▶ _Required work_:
All records, exactly as written, minus the pictures: copy them out.
╭─ Data provided
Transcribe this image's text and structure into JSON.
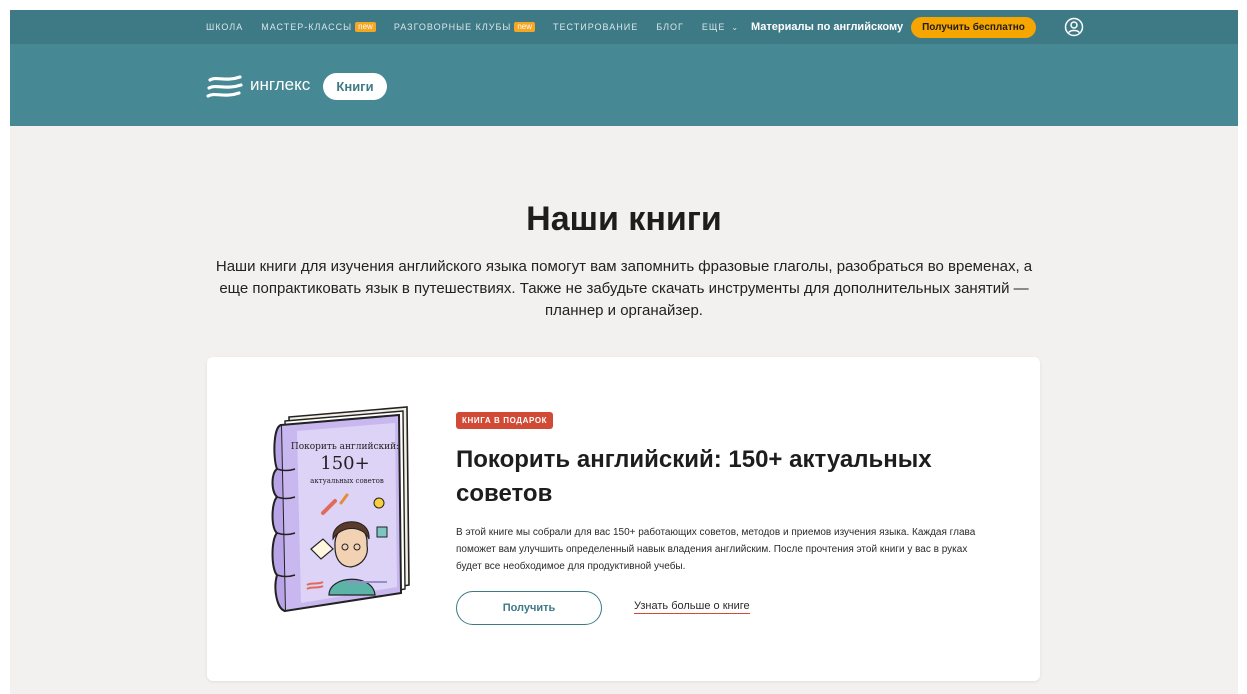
{
  "nav": {
    "items": [
      {
        "label": "ШКОЛА",
        "badge": ""
      },
      {
        "label": "МАСТЕР-КЛАССЫ",
        "badge": "new"
      },
      {
        "label": "РАЗГОВОРНЫЕ КЛУБЫ",
        "badge": "new"
      },
      {
        "label": "ТЕСТИРОВАНИЕ",
        "badge": ""
      },
      {
        "label": "БЛОГ",
        "badge": ""
      },
      {
        "label": "ЕЩЕ",
        "badge": ""
      }
    ],
    "materials_label": "Материалы по английскому",
    "cta_label": "Получить бесплатно"
  },
  "brand": {
    "logo_text": "инглекс",
    "section_label": "Книги"
  },
  "hero": {
    "title": "Наши книги",
    "subtitle": "Наши книги для изучения английского языка помогут вам запомнить фразовые глаголы, разобраться во временах, а еще попрактиковать язык в путешествиях. Также не забудьте скачать инструменты для дополнительных занятий — планнер и органайзер."
  },
  "card": {
    "badge": "КНИГА В ПОДАРОК",
    "title": "Покорить английский: 150+ актуальных советов",
    "description": "В этой книге мы собрали для вас 150+ работающих советов, методов и приемов изучения языка. Каждая глава поможет вам улучшить определенный навык владения английским. После прочтения этой книги у вас в руках будет все необходимое для продуктивной учебы.",
    "get_button": "Получить",
    "more_link": "Узнать больше о книге",
    "cover": {
      "line1": "Покорить английский:",
      "line2": "150+",
      "line3": "актуальных советов"
    }
  },
  "colors": {
    "topbar": "#3e7a86",
    "brandbar": "#468893",
    "accent_yellow": "#f7a600",
    "badge_red": "#d04a35",
    "page_bg": "#f2f1ef"
  },
  "icons": {
    "user": "user-circle-icon",
    "chevron": "chevron-down-icon",
    "logo": "inglex-logo-icon"
  }
}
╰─
▶ _Answer to this problem_:
Transcribe this image's text and structure into JSON.
{
  "nav": {
    "items": [
      {
        "label": "ШКОЛА",
        "badge": ""
      },
      {
        "label": "МАСТЕР-КЛАССЫ",
        "badge": "new"
      },
      {
        "label": "РАЗГОВОРНЫЕ КЛУБЫ",
        "badge": "new"
      },
      {
        "label": "ТЕСТИРОВАНИЕ",
        "badge": ""
      },
      {
        "label": "БЛОГ",
        "badge": ""
      },
      {
        "label": "ЕЩЕ",
        "badge": ""
      }
    ],
    "materials_label": "Материалы по английскому",
    "cta_label": "Получить бесплатно"
  },
  "brand": {
    "logo_text": "инглекс",
    "section_label": "Книги"
  },
  "hero": {
    "title": "Наши книги",
    "subtitle": "Наши книги для изучения английского языка помогут вам запомнить фразовые глаголы, разобраться во временах, а еще попрактиковать язык в путешествиях. Также не забудьте скачать инструменты для дополнительных занятий — планнер и органайзер."
  },
  "card": {
    "badge": "КНИГА В ПОДАРОК",
    "title": "Покорить английский: 150+ актуальных советов",
    "description": "В этой книге мы собрали для вас 150+ работающих советов, методов и приемов изучения языка. Каждая глава поможет вам улучшить определенный навык владения английским. После прочтения этой книги у вас в руках будет все необходимое для продуктивной учебы.",
    "get_button": "Получить",
    "more_link": "Узнать больше о книге",
    "cover": {
      "line1": "Покорить английский:",
      "line2": "150+",
      "line3": "актуальных советов"
    }
  },
  "colors": {
    "topbar": "#3e7a86",
    "brandbar": "#468893",
    "accent_yellow": "#f7a600",
    "badge_red": "#d04a35",
    "page_bg": "#f2f1ef"
  },
  "icons": {
    "user": "user-circle-icon",
    "chevron": "chevron-down-icon",
    "logo": "inglex-logo-icon"
  }
}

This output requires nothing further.